EXERCISE DATA:
——
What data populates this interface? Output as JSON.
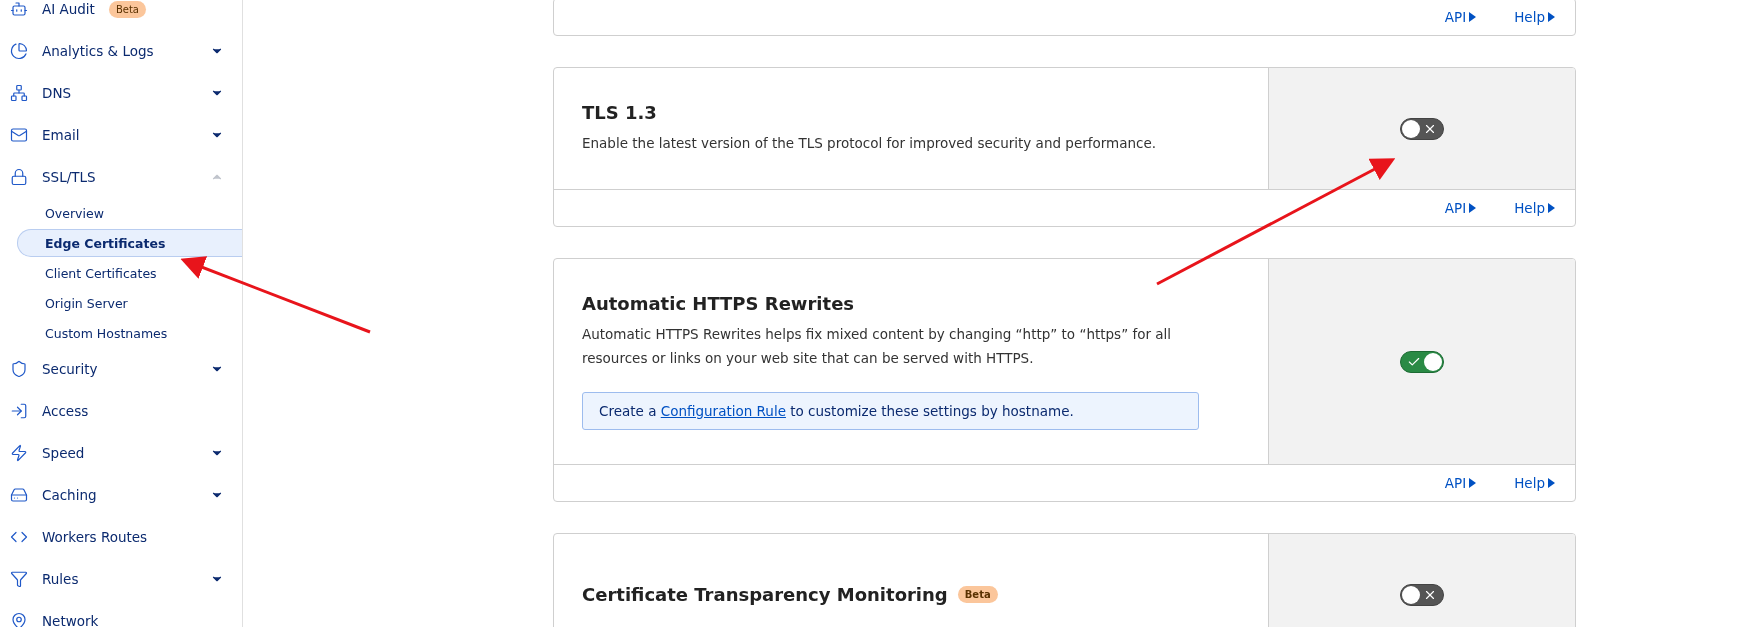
{
  "sidebar": {
    "items": [
      {
        "kind": "link",
        "label": "AI Audit",
        "badge": "Beta"
      },
      {
        "kind": "group",
        "label": "Analytics & Logs",
        "expanded": false
      },
      {
        "kind": "group",
        "label": "DNS",
        "expanded": false
      },
      {
        "kind": "group",
        "label": "Email",
        "expanded": false
      },
      {
        "kind": "group",
        "label": "SSL/TLS",
        "expanded": true,
        "children": [
          {
            "label": "Overview",
            "selected": false
          },
          {
            "label": "Edge Certificates",
            "selected": true
          },
          {
            "label": "Client Certificates",
            "selected": false
          },
          {
            "label": "Origin Server",
            "selected": false
          },
          {
            "label": "Custom Hostnames",
            "selected": false
          }
        ]
      },
      {
        "kind": "group",
        "label": "Security",
        "expanded": false
      },
      {
        "kind": "link",
        "label": "Access"
      },
      {
        "kind": "group",
        "label": "Speed",
        "expanded": false
      },
      {
        "kind": "group",
        "label": "Caching",
        "expanded": false
      },
      {
        "kind": "link",
        "label": "Workers Routes"
      },
      {
        "kind": "group",
        "label": "Rules",
        "expanded": false
      },
      {
        "kind": "link",
        "label": "Network"
      }
    ]
  },
  "cards": [
    {
      "kind": "partial",
      "links": [
        "API",
        "Help"
      ]
    },
    {
      "kind": "setting",
      "title": "TLS 1.3",
      "description": "Enable the latest version of the TLS protocol for improved security and performance.",
      "on": false,
      "links": [
        "API",
        "Help"
      ]
    },
    {
      "kind": "setting",
      "title": "Automatic HTTPS Rewrites",
      "description": "Automatic HTTPS Rewrites helps fix mixed content by changing “http” to “https” for all resources or links on your web site that can be served with HTTPS.",
      "on": true,
      "info": {
        "before": "Create a",
        "link": "Configuration Rule",
        "after": "to customize these settings by hostname."
      },
      "links": [
        "API",
        "Help"
      ]
    },
    {
      "kind": "setting",
      "title": "Certificate Transparency Monitoring",
      "badge": "Beta",
      "on": false
    }
  ]
}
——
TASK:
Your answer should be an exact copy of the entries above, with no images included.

RESULT:
What data populates this interface? Output as JSON.
{
  "sidebar": {
    "items": [
      {
        "kind": "link",
        "label": "AI Audit",
        "badge": "Beta"
      },
      {
        "kind": "group",
        "label": "Analytics & Logs",
        "expanded": false
      },
      {
        "kind": "group",
        "label": "DNS",
        "expanded": false
      },
      {
        "kind": "group",
        "label": "Email",
        "expanded": false
      },
      {
        "kind": "group",
        "label": "SSL/TLS",
        "expanded": true,
        "children": [
          {
            "label": "Overview",
            "selected": false
          },
          {
            "label": "Edge Certificates",
            "selected": true
          },
          {
            "label": "Client Certificates",
            "selected": false
          },
          {
            "label": "Origin Server",
            "selected": false
          },
          {
            "label": "Custom Hostnames",
            "selected": false
          }
        ]
      },
      {
        "kind": "group",
        "label": "Security",
        "expanded": false
      },
      {
        "kind": "link",
        "label": "Access"
      },
      {
        "kind": "group",
        "label": "Speed",
        "expanded": false
      },
      {
        "kind": "group",
        "label": "Caching",
        "expanded": false
      },
      {
        "kind": "link",
        "label": "Workers Routes"
      },
      {
        "kind": "group",
        "label": "Rules",
        "expanded": false
      },
      {
        "kind": "link",
        "label": "Network"
      }
    ]
  },
  "cards": [
    {
      "kind": "partial",
      "links": [
        "API",
        "Help"
      ]
    },
    {
      "kind": "setting",
      "title": "TLS 1.3",
      "description": "Enable the latest version of the TLS protocol for improved security and performance.",
      "on": false,
      "links": [
        "API",
        "Help"
      ]
    },
    {
      "kind": "setting",
      "title": "Automatic HTTPS Rewrites",
      "description": "Automatic HTTPS Rewrites helps fix mixed content by changing “http” to “https” for all resources or links on your web site that can be served with HTTPS.",
      "on": true,
      "info": {
        "before": "Create a",
        "link": "Configuration Rule",
        "after": "to customize these settings by hostname."
      },
      "links": [
        "API",
        "Help"
      ]
    },
    {
      "kind": "setting",
      "title": "Certificate Transparency Monitoring",
      "badge": "Beta",
      "on": false
    }
  ]
}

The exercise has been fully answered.